So even though there is no longer a formal petition process going on, it’s not too late! You can begin the process again by contacting a professional services company about filing I-130 applications or VISA NEXUS requests.
As a beneficiary, you have a few different options depending on what happens to your petitioner friend. You can choose to remain in the United States or return home, re-enter the country as a tourist, or apply for other visas.
If he/she died abroad, then you are no longer eligible for immigrant status so you cannot stay in the US. You will need to consider whether it is worth it to try to work while waiting for citizenship because you could be spending several years working without residency!
It’s also important to understand that even though your visa may expire, this does not necessarily mean you lose permanent resident status. A student visa holder who has expired documents must still prove they intend to go back to their home country before they are removed from the USA.

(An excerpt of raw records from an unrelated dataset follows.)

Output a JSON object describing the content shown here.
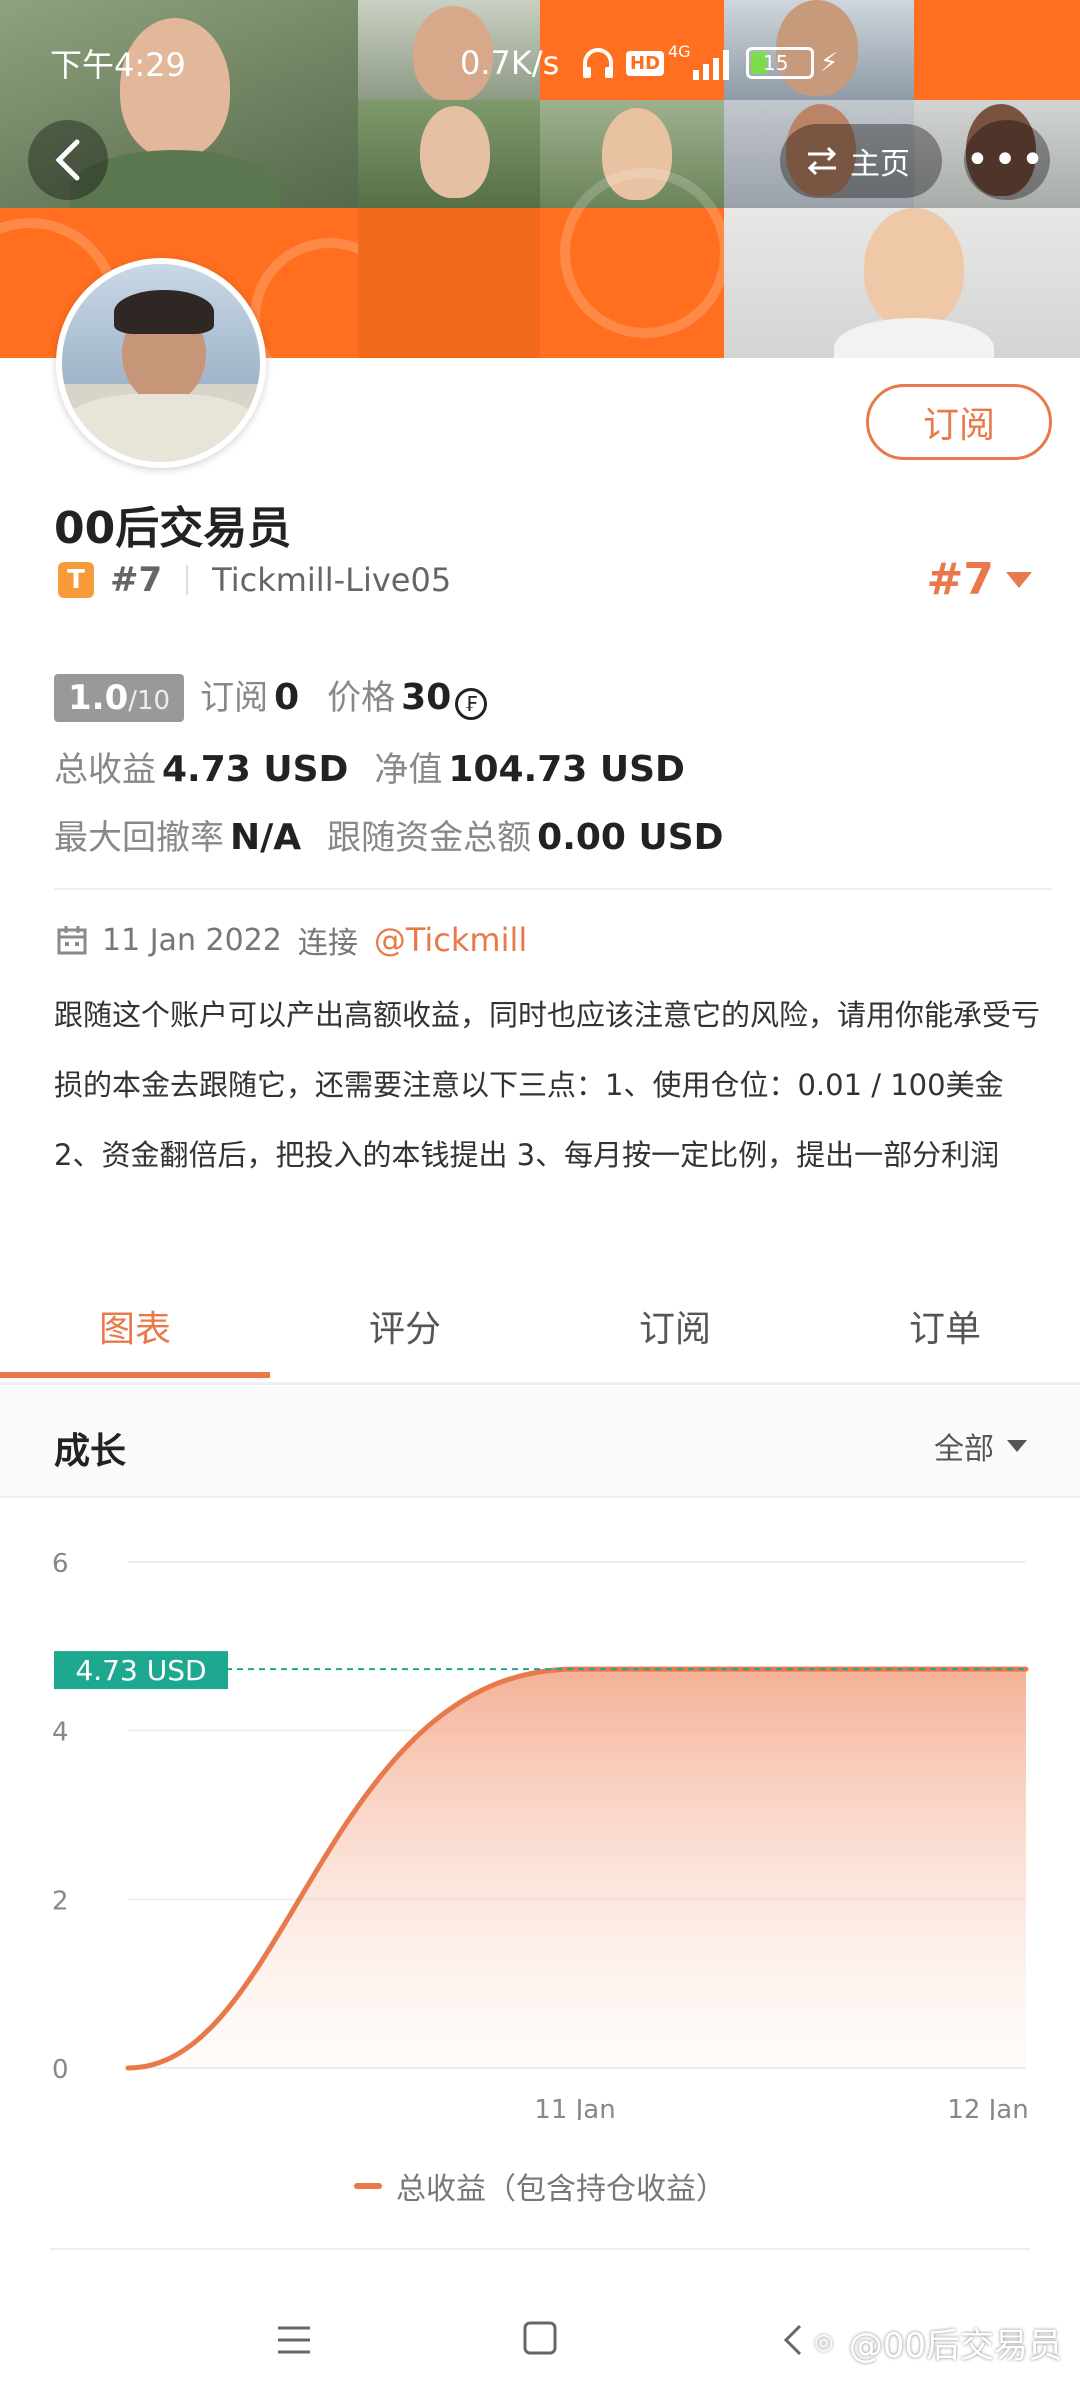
{
  "status_bar": {
    "time": "下午4:29",
    "net_speed": "0.7K/s",
    "signal": "4G",
    "battery": "15"
  },
  "header": {
    "home_label": "主页"
  },
  "profile": {
    "name": "00后交易员",
    "subscribe_label": "订阅",
    "badge_letter": "T",
    "rank": "#7",
    "account": "Tickmill-Live05",
    "rank_right": "#7"
  },
  "stats": {
    "score": "1.0",
    "score_max": "/10",
    "subscribe_label": "订阅",
    "subscribe_value": "0",
    "price_label": "价格",
    "price_value": "30",
    "total_profit_label": "总收益",
    "total_profit_value": "4.73 USD",
    "equity_label": "净值",
    "equity_value": "104.73 USD",
    "max_drawdown_label": "最大回撤率",
    "max_drawdown_value": "N/A",
    "follow_funds_label": "跟随资金总额",
    "follow_funds_value": "0.00 USD"
  },
  "description": {
    "date": "11 Jan 2022",
    "connect_label": "连接",
    "broker": "@Tickmill",
    "text": "跟随这个账户可以产出高额收益，同时也应该注意它的风险，请用你能承受亏损的本金去跟随它，还需要注意以下三点：1、使用仓位：0.01 / 100美金 2、资金翻倍后，把投入的本钱提出 3、每月按一定比例，提出一部分利润"
  },
  "tabs": [
    {
      "label": "图表"
    },
    {
      "label": "评分"
    },
    {
      "label": "订阅"
    },
    {
      "label": "订单"
    }
  ],
  "section": {
    "title": "成长",
    "filter": "全部"
  },
  "chart_data": {
    "type": "area",
    "title": "",
    "xlabel": "",
    "ylabel": "",
    "ylim": [
      0,
      6
    ],
    "yticks": [
      "6",
      "4",
      "2",
      "0"
    ],
    "xticks": [
      "11 Jan",
      "12 Jan"
    ],
    "grid": true,
    "current_label": "4.73 USD",
    "series": [
      {
        "name": "总收益（包含持仓收益）",
        "color": "#e8794a",
        "x": [
          "10 Jan",
          "11 Jan",
          "12 Jan"
        ],
        "values": [
          0,
          4.73,
          4.73
        ]
      }
    ]
  },
  "legend": {
    "label": "总收益（包含持仓收益）"
  },
  "watermark": "@00后交易员",
  "colors": {
    "accent": "#e8794a",
    "teal": "#1fa890",
    "banner_orange": "#ff6f1f"
  }
}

As mentioned before, filing as the principal applicant is not very professional and may hurt your chances of getting approval for this visa. If you are still determined to file even though you know it could cost you, make sure that you only use trusted sources to find out information about these regulations.

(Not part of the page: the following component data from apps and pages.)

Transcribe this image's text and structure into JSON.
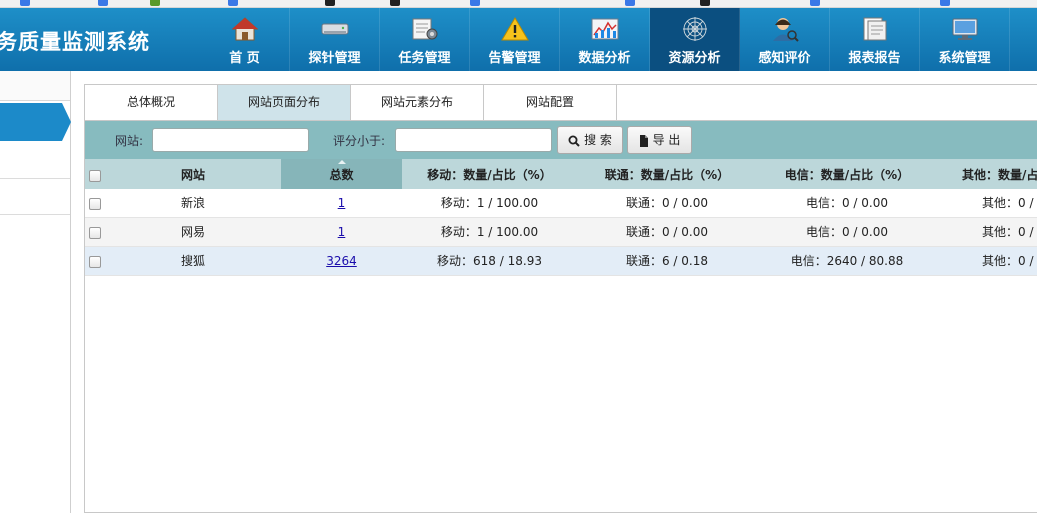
{
  "header": {
    "system_title": "务质量监测系统",
    "nav": [
      {
        "label": "首 页",
        "icon": "home-icon"
      },
      {
        "label": "探针管理",
        "icon": "probe-device-icon"
      },
      {
        "label": "任务管理",
        "icon": "task-settings-icon"
      },
      {
        "label": "告警管理",
        "icon": "warning-icon"
      },
      {
        "label": "数据分析",
        "icon": "chart-icon"
      },
      {
        "label": "资源分析",
        "icon": "web-icon",
        "active": true
      },
      {
        "label": "感知评价",
        "icon": "user-search-icon"
      },
      {
        "label": "报表报告",
        "icon": "report-icon"
      },
      {
        "label": "系统管理",
        "icon": "monitor-icon"
      }
    ]
  },
  "tabs": [
    {
      "label": "总体概况"
    },
    {
      "label": "网站页面分布",
      "active": true
    },
    {
      "label": "网站元素分布"
    },
    {
      "label": "网站配置"
    }
  ],
  "search": {
    "site_label": "网站:",
    "site_value": "",
    "score_label": "评分小于:",
    "score_value": "",
    "search_button": "搜 索",
    "export_button": "导 出"
  },
  "table": {
    "columns": [
      "网站",
      "总数",
      "移动：数量/占比（%）",
      "联通：数量/占比（%）",
      "电信：数量/占比（%）",
      "其他：数量/占"
    ],
    "rows": [
      {
        "site": "新浪",
        "total": "1",
        "mobile": "移动：1  /  100.00",
        "unicom": "联通：0  /  0.00",
        "telecom": "电信：0  /  0.00",
        "other": "其他：0  /"
      },
      {
        "site": "网易",
        "total": "1",
        "mobile": "移动：1  /  100.00",
        "unicom": "联通：0  /  0.00",
        "telecom": "电信：0  /  0.00",
        "other": "其他：0  /"
      },
      {
        "site": "搜狐",
        "total": "3264",
        "mobile": "移动：618  /  18.93",
        "unicom": "联通：6  /  0.18",
        "telecom": "电信：2640  /  80.88",
        "other": "其他：0  /"
      }
    ]
  },
  "colors": {
    "header": "#1580bd",
    "active_nav": "#0b4f80",
    "search_bar": "#87bbbf",
    "table_header": "#bcd7da",
    "sorted_column": "#86b5b9"
  }
}
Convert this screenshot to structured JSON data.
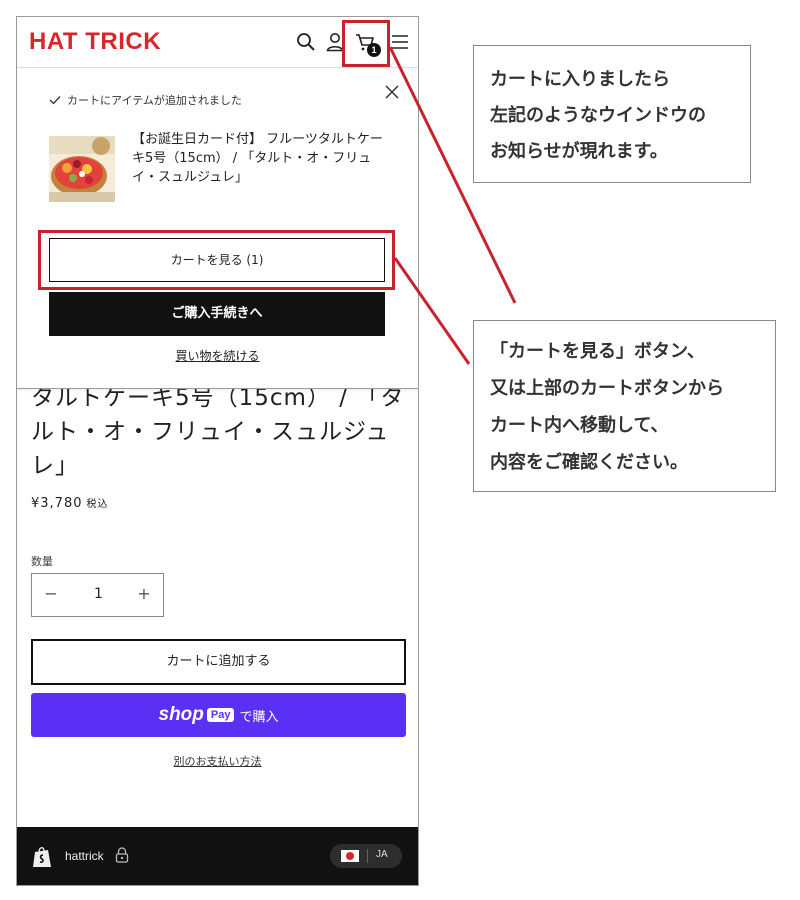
{
  "header": {
    "logo": "HAT TRICK",
    "cart_count": "1"
  },
  "popup": {
    "notice": "カートにアイテムが追加されました",
    "product_name": "【お誕生日カード付】 フルーツタルトケーキ5号（15cm） / 「タルト・オ・フリュイ・スュルジュレ」",
    "view_cart_label": "カートを見る (1)",
    "checkout_label": "ご購入手続きへ",
    "continue_label": "買い物を続ける"
  },
  "product": {
    "title_visible": "タルトケーキ5号（15cm） / 「タルト・オ・フリュイ・スュルジュレ」",
    "price": "¥3,780",
    "tax_label": "税込",
    "quantity_label": "数量",
    "quantity_minus": "−",
    "quantity_value": "1",
    "quantity_plus": "+",
    "add_to_cart_label": "カートに追加する",
    "shop_pay": {
      "shop": "shop",
      "pay": "Pay",
      "buy": "で購入"
    },
    "other_payment_label": "別のお支払い方法"
  },
  "footer": {
    "store_name": "hattrick",
    "language": "JA"
  },
  "annotations": {
    "note1_lines": [
      "カートに入りましたら",
      "左記のようなウインドウの",
      "お知らせが現れます。"
    ],
    "note2_lines": [
      "「カートを見る」ボタン、",
      "又は上部のカートボタンから",
      "カート内へ移動して、",
      "内容をご確認ください。"
    ],
    "accent_color": "#c8232c"
  },
  "colors": {
    "brand_red": "#d7262c",
    "shop_pay_purple": "#5a31f4",
    "footer_bg": "#111111"
  }
}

There is no need to drag more attention to yourself by publishing information online that can be found anywhere at any time. Doing so may negatively affect your career or even get you in trouble with immigration laws.
Sources such as employers, family members, and friends who have used Anshuman’s firm’s services can provide valuable insights into how well prepared you would be to handle interview questions if asked.
Their feedback will help you determine whether you are ready to take on this responsibility and whether you should continue pursuing your goal of coming to America.
Even though you have been notified that your petitioner has passed, you can still complete the process to obtain an F-1 visa! The F-1 VISA application process will be delayed slightly while extra precautions are taken, but you can continue working on your plan.
It is important to note that even if there was no formal notification of death, it does not mean that your applicant’s life ended. All people listed in the petition must remain alive until after the immigration process so we recommend staying up-to-date on their health as best possible.
If for some reason they pass away before the processing time is over, then you can repeat this process with another individual or group of individuals. We suggest using the same person or group each time to avoid creating more red flags.
If you have already submitted your F-1 or F2 nonimmigrant visa petition, and then find out that your petitioner has died, what do you do next?
First, make sure to let your attorney know as soon as possible!
It is very important for you to understand your legal rights in this situation so you do not waste any time finding new representation.
You will want to be able to hire another lawyer as quickly as possible because there are restrictions on how long you can remain in the U.S. due to the death of your principal alien sponsor.
In some cases, it may even be impossible to get an immigrant visa after a significant life change like the loss of a spouse or close family member.
Legal steps depend on which country your petitioner resides in as well as their national law. Some countries automatically grant citizenship upon death while others require formal processes to occur first.